PostSubject: Re: This can't be good.   9/19/2012, 8:49 pm



I keep seeing this picture, so I figured I'd post it, just in case anyone here hasn't seen it...

Quote :
In a critical climate indicator showing an ever warming world, the amount of ice in the Arctic Ocean shrank to an all-time low this year, obliterating old records.

The ice cap at the North Pole measured 1.32 million square miles on Sunday. That's 18 percent smaller than the previous record of 1.61 million square miles set in 2007, according to the National Snow and Ice Data Center in Boulder, Colo. Records go back to 1979 based on satellite tracking.

"On top of that, we're smashing a record that smashed a record," said data center scientist Walt Meier. Sea ice shrank in 2007 to levels 22 percent below the previous record of 2005.

I think it's pretty clear that we're beyond the tipping point.
Back to top Go down
Heretic

avatar

Posts : 3092

PostSubject: Re: This can't be good.   9/20/2012, 9:14 am

To put it in context, since March, the Arctic lost enough ice to cover Alaska and Canada.

Via John Quiggin:

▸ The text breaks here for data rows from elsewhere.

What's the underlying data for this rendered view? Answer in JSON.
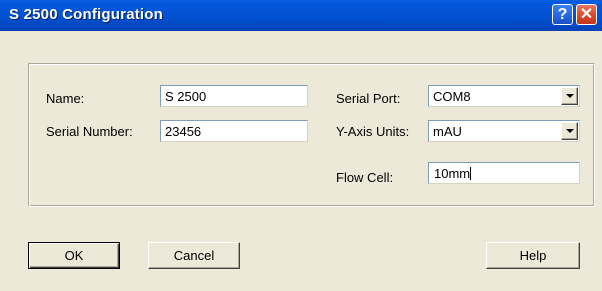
{
  "window": {
    "title": "S 2500 Configuration",
    "help_glyph": "?",
    "close_glyph": "✕"
  },
  "form": {
    "name": {
      "label": "Name:",
      "value": "S 2500"
    },
    "serial_number": {
      "label": "Serial Number:",
      "value": "23456"
    },
    "serial_port": {
      "label": "Serial Port:",
      "value": "COM8"
    },
    "y_axis_units": {
      "label": "Y-Axis Units:",
      "value": "mAU"
    },
    "flow_cell": {
      "label": "Flow Cell:",
      "value": "10mm"
    }
  },
  "buttons": {
    "ok": "OK",
    "cancel": "Cancel",
    "help": "Help"
  },
  "colors": {
    "titlebar": "#0352d2",
    "dialog_bg": "#ece9d8",
    "close_button": "#d8462a"
  }
}
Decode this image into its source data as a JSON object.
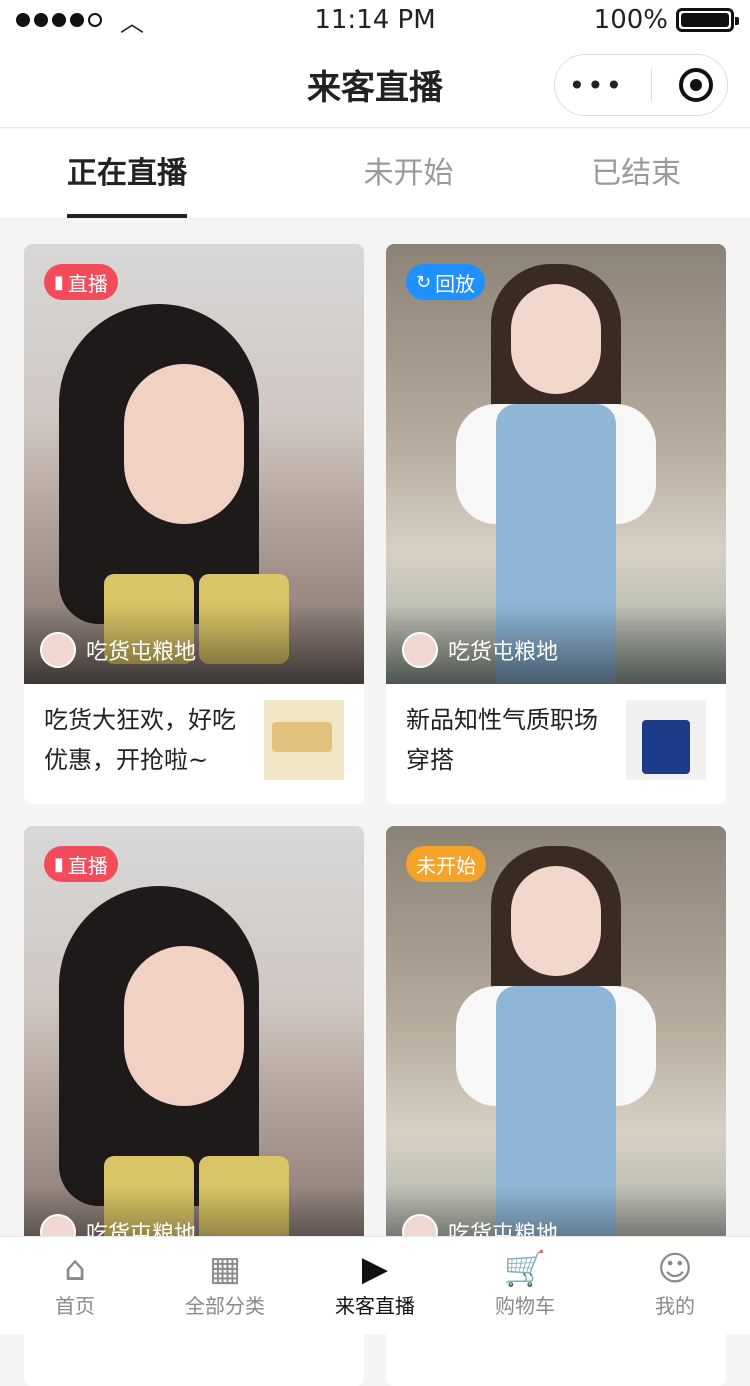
{
  "status_bar": {
    "time": "11:14 PM",
    "battery": "100%"
  },
  "nav": {
    "title": "来客直播"
  },
  "tabs": [
    {
      "label": "正在直播",
      "active": true
    },
    {
      "label": "未开始",
      "active": false
    },
    {
      "label": "已结束",
      "active": false
    }
  ],
  "cards": [
    {
      "badge": "直播",
      "badge_icon": "chart-bars-icon",
      "badge_color": "#f24b5a",
      "anchor": "吃货屯粮地",
      "title": "吃货大狂欢，好吃优惠，开抢啦~",
      "thumb": "wafer-snack"
    },
    {
      "badge": "回放",
      "badge_icon": "replay-icon",
      "badge_color": "#1e90ff",
      "anchor": "吃货屯粮地",
      "title": "新品知性气质职场穿搭",
      "thumb": "denim-overall"
    },
    {
      "badge": "直播",
      "badge_icon": "chart-bars-icon",
      "badge_color": "#f24b5a",
      "anchor": "吃货屯粮地",
      "title": "",
      "thumb": ""
    },
    {
      "badge": "未开始",
      "badge_icon": "",
      "badge_color": "#f6a32a",
      "anchor": "吃货屯粮地",
      "title": "",
      "thumb": ""
    }
  ],
  "tabbar": [
    {
      "label": "首页",
      "icon": "home-icon"
    },
    {
      "label": "全部分类",
      "icon": "category-search-icon"
    },
    {
      "label": "来客直播",
      "icon": "live-video-icon",
      "active": true
    },
    {
      "label": "购物车",
      "icon": "cart-icon"
    },
    {
      "label": "我的",
      "icon": "user-icon"
    }
  ]
}
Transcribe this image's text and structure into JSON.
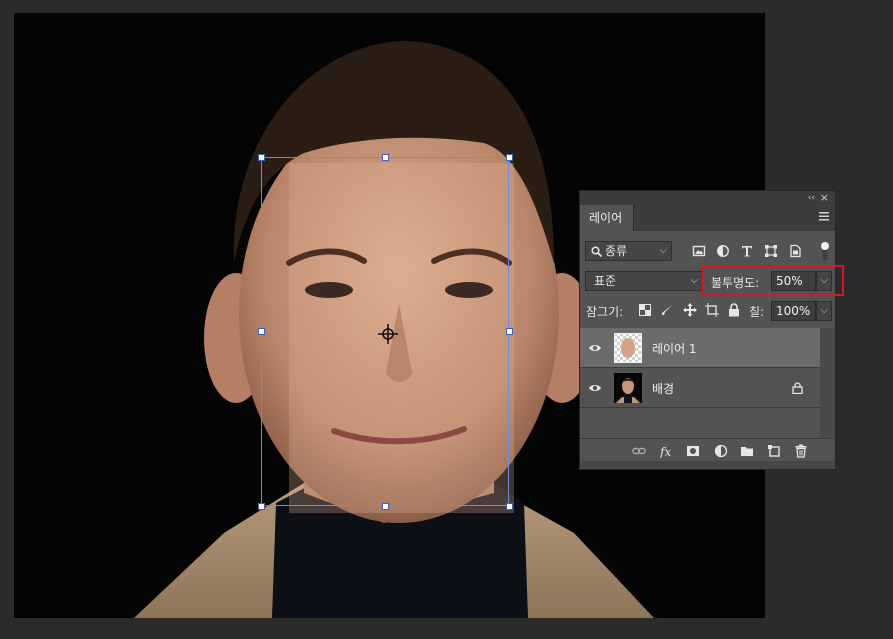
{
  "panel": {
    "title": "레이어",
    "collapse_glyph": "‹‹",
    "close_glyph": "×",
    "filter": {
      "label": "종류",
      "icon": "search-icon"
    },
    "blend_mode": "표준",
    "opacity": {
      "label": "불투명도:",
      "value": "50%"
    },
    "lock": {
      "label": "잠그기:"
    },
    "fill": {
      "label": "칠:",
      "value": "100%"
    },
    "layers": [
      {
        "name": "레이어 1",
        "selected": true,
        "visible": true,
        "locked": false
      },
      {
        "name": "배경",
        "selected": false,
        "visible": true,
        "locked": true
      }
    ],
    "bottom_icons": [
      "link-icon",
      "fx-icon",
      "mask-icon",
      "adjustment-icon",
      "folder-icon",
      "new-layer-icon",
      "trash-icon"
    ]
  },
  "colors": {
    "highlight": "#e0141e",
    "transform_box": "#6e8fd6",
    "panel_bg": "#535353",
    "canvas_bg": "#2b2b2b"
  }
}
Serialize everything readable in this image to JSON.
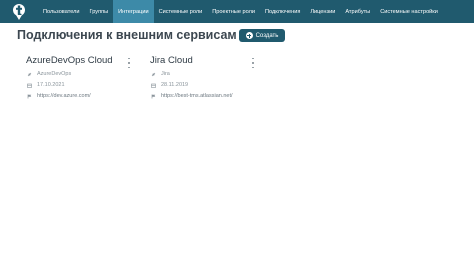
{
  "nav": {
    "items": [
      {
        "label": "Пользователи"
      },
      {
        "label": "Группы"
      },
      {
        "label": "Интеграции"
      },
      {
        "label": "Системные роли"
      },
      {
        "label": "Проектные роли"
      },
      {
        "label": "Подключения"
      },
      {
        "label": "Лицензии"
      },
      {
        "label": "Атрибуты"
      },
      {
        "label": "Системные настройки"
      }
    ],
    "active_index": 2
  },
  "page": {
    "title": "Подключения к внешним сервисам",
    "create_label": "Создать"
  },
  "cards": [
    {
      "title": "AzureDevOps Cloud",
      "type": "AzureDevOps",
      "date": "17.10.2021",
      "url": "https://dev.azure.com/"
    },
    {
      "title": "Jira Cloud",
      "type": "Jira",
      "date": "28.11.2019",
      "url": "https://best-tms.atlassian.net/"
    }
  ],
  "colors": {
    "topbar": "#205a6e",
    "active_tab": "#3d8aa8",
    "button": "#205a6e"
  }
}
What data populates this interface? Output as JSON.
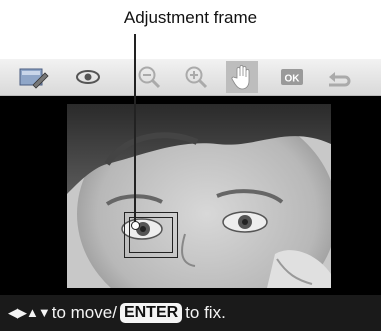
{
  "callout": {
    "label": "Adjustment frame"
  },
  "toolbar": {
    "tools": [
      {
        "name": "image-edit-icon",
        "active": false
      },
      {
        "name": "eye-icon",
        "active": false
      },
      {
        "name": "zoom-out-icon",
        "active": false
      },
      {
        "name": "zoom-in-icon",
        "active": false
      },
      {
        "name": "hand-icon",
        "active": true
      },
      {
        "name": "ok-icon",
        "label": "OK",
        "active": false
      },
      {
        "name": "return-icon",
        "active": false
      }
    ]
  },
  "status": {
    "arrows": "◀▶▲▼",
    "text_before": "to move/",
    "enter_key": "ENTER",
    "text_after": " to fix."
  },
  "colors": {
    "toolbar_bg": "#e0e0e0",
    "screen_bg": "#000000",
    "active_tool": "#bdbdbd"
  }
}
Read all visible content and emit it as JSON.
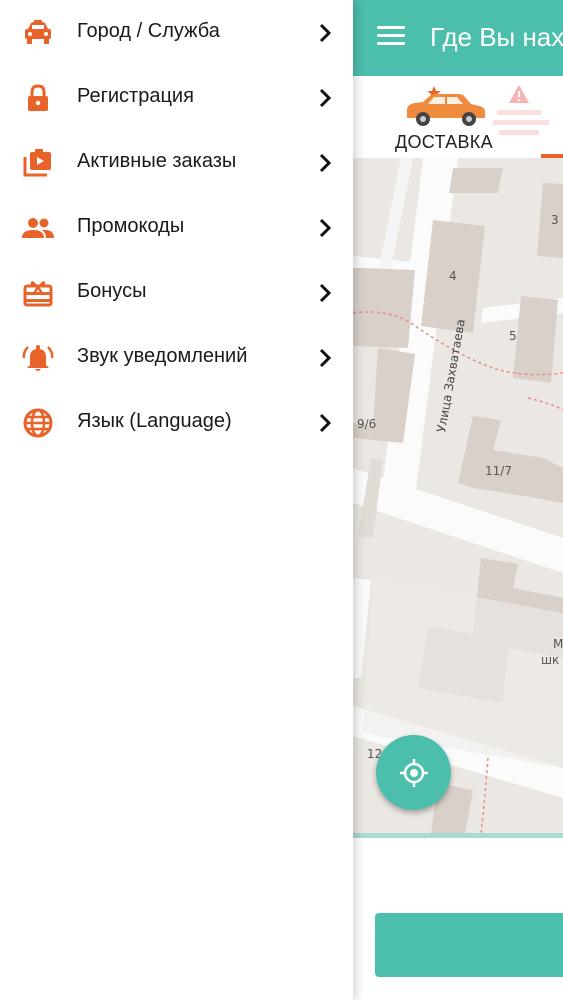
{
  "colors": {
    "accent": "#e8632a",
    "teal": "#4cbeac",
    "text": "#1a1a1a"
  },
  "drawer": {
    "items": [
      {
        "label": "Город / Служба",
        "icon": "taxi-car-icon"
      },
      {
        "label": "Регистрация",
        "icon": "lock-icon"
      },
      {
        "label": "Активные заказы",
        "icon": "video-library-icon"
      },
      {
        "label": "Промокоды",
        "icon": "people-icon"
      },
      {
        "label": "Бонусы",
        "icon": "gift-card-icon"
      },
      {
        "label": "Звук уведомлений",
        "icon": "notification-bell-icon"
      },
      {
        "label": "Язык (Language)",
        "icon": "globe-icon"
      }
    ]
  },
  "app": {
    "title": "Где Вы находитесь?",
    "service": {
      "label": "ДОСТАВКА"
    },
    "map": {
      "street": "Улица Захватаева",
      "labels": [
        "4",
        "5",
        "3",
        "9/6",
        "11/7",
        "12",
        "М",
        "шк"
      ]
    }
  }
}
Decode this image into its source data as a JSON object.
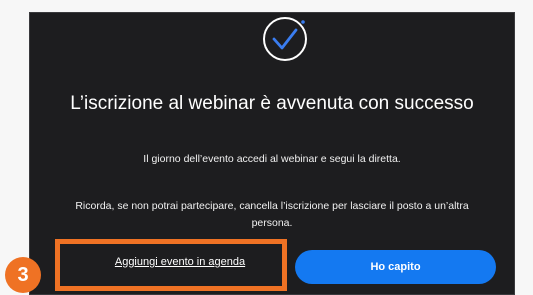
{
  "dialog": {
    "icon": "check-circle-icon",
    "title": "L’iscrizione al webinar è avvenuta con successo",
    "line_1": "Il giorno dell’evento accedi al webinar e segui la diretta.",
    "line_2": "Ricorda, se non potrai partecipare, cancella l’iscrizione per lasciare il posto a un’altra persona.",
    "secondary_button": "Aggiungi evento in agenda",
    "primary_button": "Ho capito"
  },
  "annotation": {
    "step_number": "3"
  },
  "colors": {
    "dialog_background": "#1d1d1f",
    "primary_button": "#1479f1",
    "annotation_orange": "#ef7224",
    "check_blue": "#3a7df0"
  }
}
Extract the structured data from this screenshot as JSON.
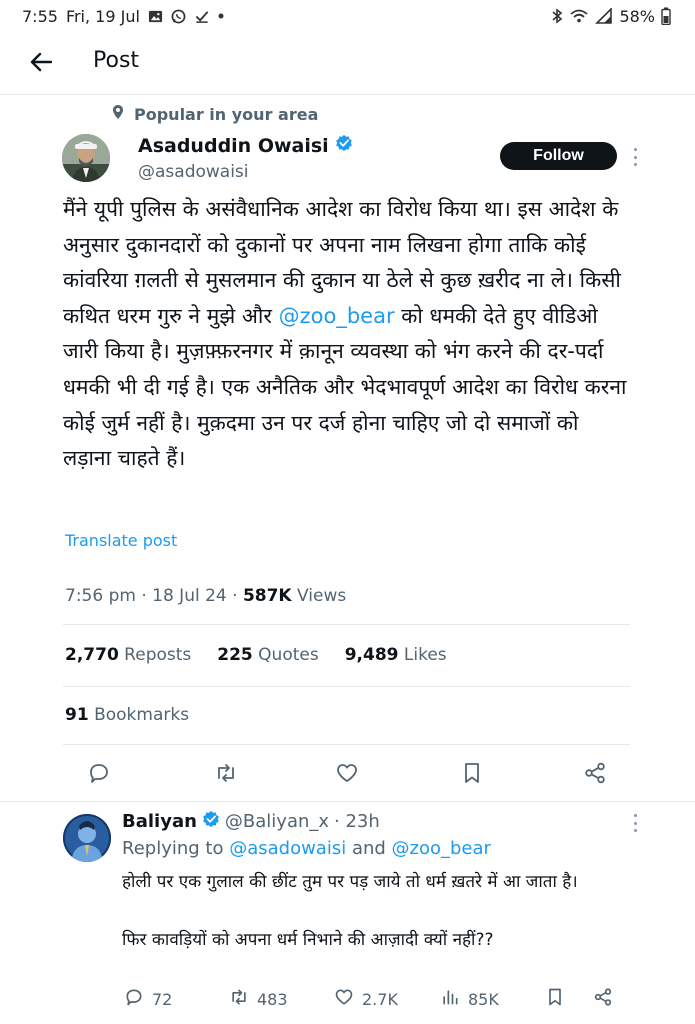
{
  "status_bar": {
    "time": "7:55",
    "date": "Fri, 19 Jul",
    "battery": "58%"
  },
  "header": {
    "title": "Post"
  },
  "post": {
    "context_label": "Popular in your area",
    "author_name": "Asaduddin Owaisi",
    "author_handle": "@asadowaisi",
    "follow_label": "Follow",
    "text_part1": "मैंने यूपी पुलिस के असंवैधानिक आदेश का विरोध किया था। इस आदेश के अनुसार दुकानदारों को दुकानों पर अपना नाम लिखना होगा ताकि कोई कांवरिया ग़लती से मुसलमान की दुकान या ठेले से कुछ ख़रीद ना ले। किसी कथित धरम गुरु ने मुझे और ",
    "text_mention": "@zoo_bear",
    "text_part2": "  को धमकी देते हुए वीडिओ जारी किया है। मुज़फ़्फ़रनगर में क़ानून व्यवस्था को भंग करने की दर-पर्दा धमकी भी दी गई है। एक अनैतिक और भेदभावपूर्ण आदेश का विरोध करना कोई जुर्म नहीं है। मुक़दमा उन पर दर्ज होना चाहिए जो दो समाजों को लड़ाना चाहते हैं।",
    "translate_label": "Translate post",
    "timestamp": "7:56 pm · 18 Jul 24 · ",
    "views_count": "587K",
    "views_label": " Views",
    "reposts_count": "2,770",
    "reposts_label": " Reposts",
    "quotes_count": "225",
    "quotes_label": " Quotes",
    "likes_count": "9,489",
    "likes_label": " Likes",
    "bookmarks_count": "91",
    "bookmarks_label": " Bookmarks",
    "icons": [
      "reply-icon",
      "repost-icon",
      "like-icon",
      "bookmark-icon",
      "share-icon"
    ]
  },
  "reply": {
    "author_name": "Baliyan",
    "author_handle": "@Baliyan_x",
    "time": "· 23h",
    "replying_prefix": "Replying to ",
    "replying_mention1": "@asadowaisi",
    "replying_and": " and ",
    "replying_mention2": "@zoo_bear",
    "text_line1": "होली पर एक गुलाल की छींट तुम पर पड़ जाये तो  धर्म ख़तरे में आ जाता है।",
    "text_line2": "फिर कावड़ियों को अपना धर्म निभाने की आज़ादी क्यों नहीं??",
    "reply_count": "72",
    "repost_count": "483",
    "like_count": "2.7K",
    "views_count": "85K"
  },
  "colors": {
    "accent": "#1d9bf0",
    "text_primary": "#0f1419",
    "text_secondary": "#536471",
    "divider": "#e7e7e7",
    "follow_bg": "#0f1419"
  }
}
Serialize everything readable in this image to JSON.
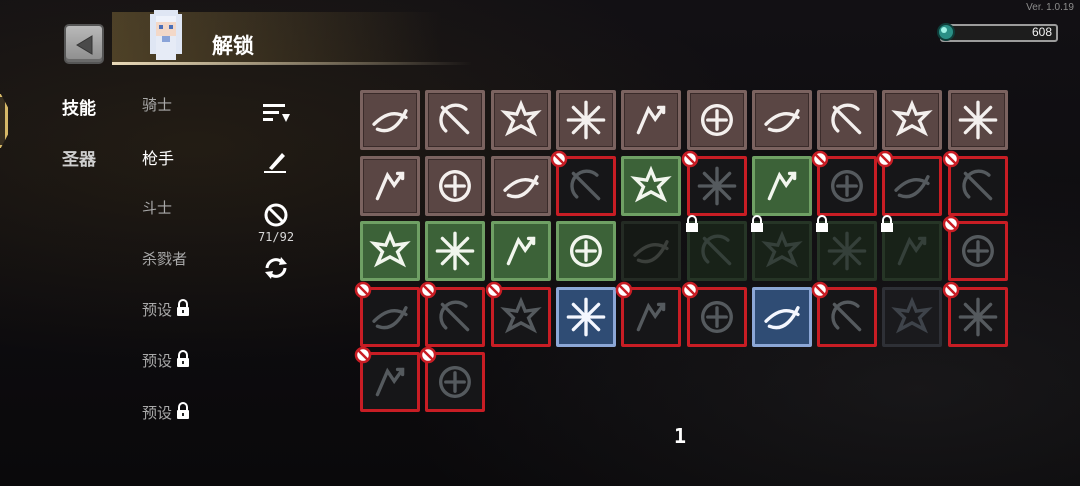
{
  "version": "Ver. 1.0.19",
  "header": {
    "title": "解锁"
  },
  "currency": {
    "value": "608",
    "icon": "gem-icon"
  },
  "nav": {
    "categories": [
      {
        "label": "技能",
        "active": true
      },
      {
        "label": "圣器",
        "active": false
      }
    ]
  },
  "characters": [
    {
      "label": "骑士",
      "active": false,
      "locked": false
    },
    {
      "label": "枪手",
      "active": true,
      "locked": false
    },
    {
      "label": "斗士",
      "active": false,
      "locked": false
    },
    {
      "label": "杀戮者",
      "active": false,
      "locked": false
    },
    {
      "label": "预设",
      "active": false,
      "locked": true
    },
    {
      "label": "预设",
      "active": false,
      "locked": true
    },
    {
      "label": "预设",
      "active": false,
      "locked": true
    }
  ],
  "tools": {
    "sort_icon": "sort-icon",
    "edit_icon": "pen-icon",
    "ban_icon": "ban-icon",
    "counter": "71/92",
    "reset_icon": "refresh-icon"
  },
  "colors": {
    "banned_border": "#c81d24",
    "selected_green": "#6fa064",
    "selected_blue": "#8ca7d6",
    "accent_gold": "#d6b868"
  },
  "skills": [
    {
      "name": "slash-orbit-skill",
      "state": "unlocked",
      "badge": "none"
    },
    {
      "name": "spin-blade-skill",
      "state": "unlocked",
      "badge": "none"
    },
    {
      "name": "thorn-burst-skill",
      "state": "unlocked",
      "badge": "none"
    },
    {
      "name": "radial-burst-skill",
      "state": "unlocked",
      "badge": "none"
    },
    {
      "name": "arrow-jump-skill",
      "state": "unlocked",
      "badge": "none"
    },
    {
      "name": "compass-skill",
      "state": "unlocked",
      "badge": "none"
    },
    {
      "name": "chaos-ring-skill",
      "state": "unlocked",
      "badge": "none"
    },
    {
      "name": "arrow-volley-skill",
      "state": "unlocked",
      "badge": "none"
    },
    {
      "name": "skull-gust-skill",
      "state": "unlocked",
      "badge": "none"
    },
    {
      "name": "crescent-skill",
      "state": "unlocked",
      "badge": "none"
    },
    {
      "name": "card-stack-skill",
      "state": "unlocked",
      "badge": "none"
    },
    {
      "name": "leaf-bird-skill",
      "state": "unlocked",
      "badge": "none"
    },
    {
      "name": "target-eye-skill",
      "state": "unlocked",
      "badge": "none"
    },
    {
      "name": "shadow-dash-skill",
      "state": "banned",
      "badge": "ban"
    },
    {
      "name": "chain-stars-skill",
      "state": "green",
      "badge": "none"
    },
    {
      "name": "lightning-skill",
      "state": "banned",
      "badge": "ban"
    },
    {
      "name": "fist-strike-skill",
      "state": "green",
      "badge": "none"
    },
    {
      "name": "skull-mist-skill",
      "state": "banned",
      "badge": "ban"
    },
    {
      "name": "biohazard-skill",
      "state": "banned",
      "badge": "ban"
    },
    {
      "name": "gourd-skill",
      "state": "banned",
      "badge": "ban"
    },
    {
      "name": "vortex-slash-skill",
      "state": "green",
      "badge": "none"
    },
    {
      "name": "triple-spike-skill",
      "state": "green",
      "badge": "none"
    },
    {
      "name": "crack-skill",
      "state": "green",
      "badge": "none"
    },
    {
      "name": "rune-circle-skill",
      "state": "green",
      "badge": "none"
    },
    {
      "name": "swirl-skill",
      "state": "dark",
      "badge": "none"
    },
    {
      "name": "sword-skill",
      "state": "darkgreen",
      "badge": "lock"
    },
    {
      "name": "bat-skill",
      "state": "darkgreen",
      "badge": "lock"
    },
    {
      "name": "spark-skill",
      "state": "darkgreen",
      "badge": "lock"
    },
    {
      "name": "drill-skill",
      "state": "darkgreen",
      "badge": "lock"
    },
    {
      "name": "orb-cluster-skill",
      "state": "banned",
      "badge": "ban"
    },
    {
      "name": "phantom-skill",
      "state": "banned",
      "badge": "ban"
    },
    {
      "name": "hourglass-skill",
      "state": "banned",
      "badge": "ban"
    },
    {
      "name": "stairs-skill",
      "state": "banned",
      "badge": "ban"
    },
    {
      "name": "power-up-skill",
      "state": "blue",
      "badge": "none"
    },
    {
      "name": "spike-star-skill",
      "state": "banned",
      "badge": "ban"
    },
    {
      "name": "bow-skill",
      "state": "banned",
      "badge": "ban"
    },
    {
      "name": "spiral-skill",
      "state": "blue",
      "badge": "none"
    },
    {
      "name": "gust-skill",
      "state": "banned",
      "badge": "ban"
    },
    {
      "name": "mask-skill",
      "state": "dim-red",
      "badge": "none"
    },
    {
      "name": "cloud-skill",
      "state": "banned",
      "badge": "ban"
    },
    {
      "name": "scorpion-skill",
      "state": "banned",
      "badge": "ban"
    },
    {
      "name": "scythe-skill",
      "state": "banned",
      "badge": "ban"
    }
  ],
  "pagination": {
    "page": "1"
  }
}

Quote :
* First, this is irrefutable evidence that the climate is changing, and that the idea that climate change stopped or slowed down after 1998 or 1995, as delusionists have regularly claimed, is nonsense. On the contrary, the loss of Arctic ice is accelerating, far ahead of model predictions{2] In this context, I have yet to see any “sceptics” actually accept the evidence proving them wrong. But, with a handful of exceptions, we have silence rather than the usual rash of talking points to explain the evidence away. A notable example is Andrew Bolt, who ran lots of posts claiming there was no problem (most recently here), but hasn’t mentioned the topic since the minimum extent record was broken nearly a month ago.

Tamino has an excellent post on the lengths skeptics, particularly Anthony Watts, are going to to blame the melt on anything and everything but global warming...

Quote :
* Second, the “catastrophic” part of the delusionists favorite acronym “Catastrophic Anthropogenic Global Warming” is looking a lot more likely. Not only will an ice-free Arctic produce a bunch of feedbacks that accelerate warming, but it will substantially affect climate conditions in Northern Europe, though exactly how remains to be seen.

If I remember the specifics correctly, the warmer air in the Arctic is messing with the jet streams, which is one of the reasons why we're having such wild and severe weather. And then there's all that trapped methane we'll have to deal with...

Quote :
On the other side of the coin, there’s one predicted catastrophe that didn’t happen. As elsewhere in the world, the introduction of the carbon tax did not “send a wrecking ball through the economy”. In fact, adverse effects are barely detectable. Of course, a lot more action is needed, but the near-universal view of economists that the cost of stabilising the global climate will be of the order of 1 per cent of income is certainly supported by the evidence from the initial steps in this direction.

At least there's that...



Yeah, no good at all.
Back to top Go down
Sponsored content




PostSubject: Re: This can't be good.   

Back to top Go down
 
This can't be good.
View previous topic View next topic Back to top 
Page 1 of 1

Permissions in this forum:You cannot reply to topics in this forum
Let Freedom Reign! :: Nation/Other :: The Environment-
Jump to: